The Trowel Garden Club has been an Eastern Prince William County institution for 70 years and is the oldest gardening club in the area. The club seeks to support, educate, and beautify its community through environmentally sound gardening. From its inception, the group has been community-minded and has spearheaded several local service projects, including landscaping for Ann Ludwig School (a school for children with disabilities), supporting the Rippon Middle School Ecology Club, and raising monetary donations that helped preserve the Weems-Bots Museum. The club has garnered several awards and honors, including a citation for Outstanding Garden Club of the Year for the years 2016-2018.
Here at Fellowship Square, the Trowel Garden Club has greatly impacted our community by providing garden therapy to Lake Ridge Fellowship House residents. When speaking with the club’s president, Jo Ann Wiggins, her passion for gardening and giving back to the community is evident. She initially joined the club in 2017 to learn more about gardening and says that she “loved the intimacy and energy of the group.” She has been an integral member of the club ever since then and was elected president of the club in 2021. As a retired psychologist, Jo Ann recognized the importance of garden therapy and wanted to bring sunshine and flowers to senior citizens who might not have access to them. She was put in touch with the president of the FSF board, and out of that collaboration, the program was born. Today, you can find Jo Ann and two club members teaching garden therapy once a month to Lake Ridge residents. Jo Ann has designed a curriculum that both educates and engages, and each month residents tackle hands-on gardening projects. This month, residents will be given seed pots and the choice of either marigolds, zinnias, or basil. They will watch the seeds germinate throughout the month and bloom throughout the year.
But the education that the club provides goes far beyond the classroom. Club members are heavily involved with residents and even help to nurture residents’ plants. Jo Ann jokes that she’s “not sure who enjoys this more, the residents or the members.” The connection and impact the club has on the Lake Ridge community are evident. Resident Judy Omane is a garden therapy regular and speaks highly of the experience. She expresses how excited she is to be learning and her joy for gardening.
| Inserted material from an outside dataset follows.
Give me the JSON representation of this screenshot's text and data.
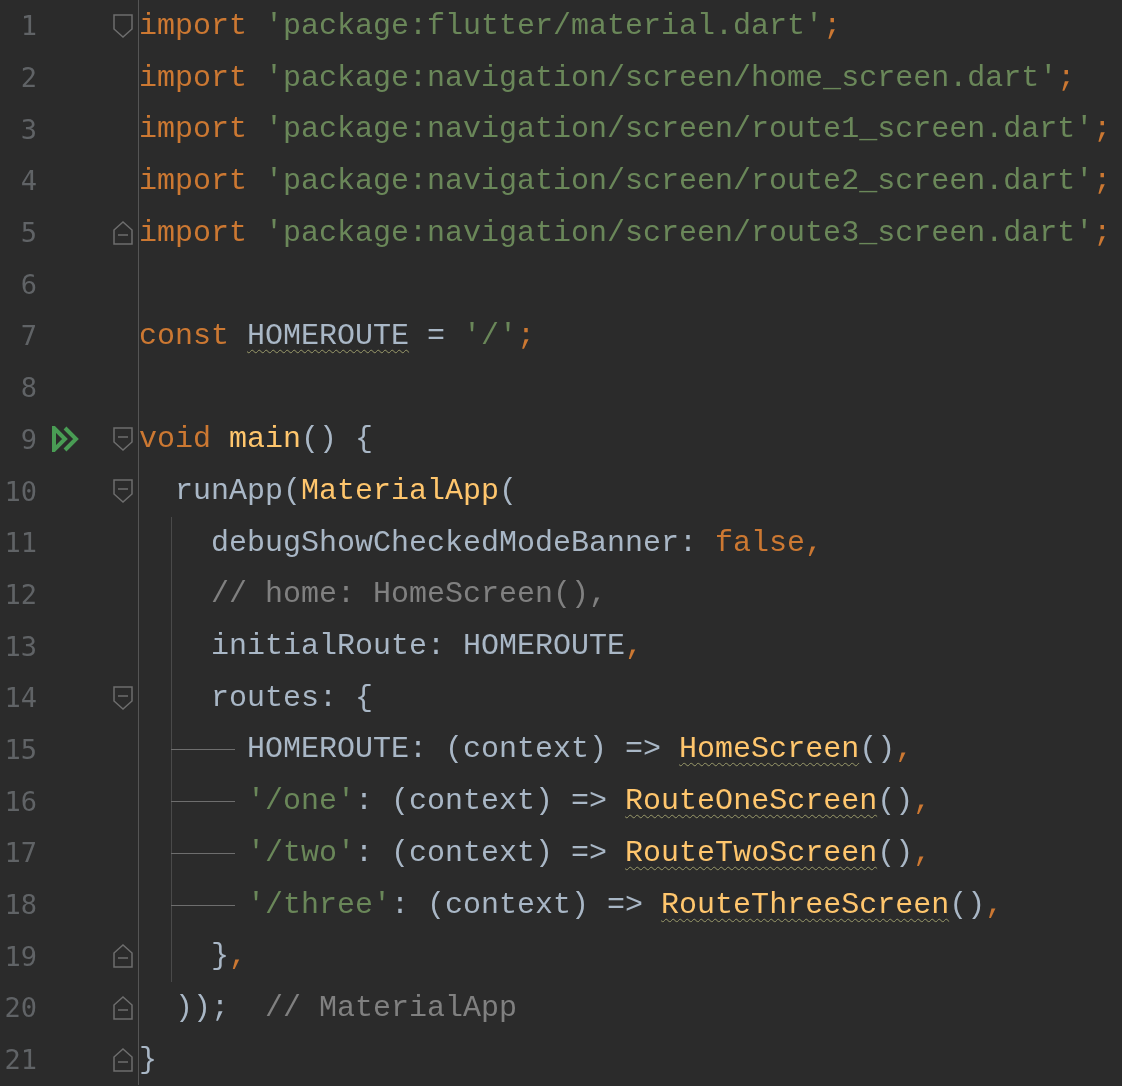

Gardening provides a wealth of both physical and mental health benefits for everyone. According to a 2017 study that was a part of the Preventive Medicine Report, gardening can have a significant positive impact on serious mental health problems, such as Alzheimer’s disease and major depressive disorders. It is also a highly adaptable activity, meaning no matter your physical abilities, there are many inclusive ways to engage in the activity.
If you would like more information or to join the Club, please contact Jo Ann Wiggins at [email protected].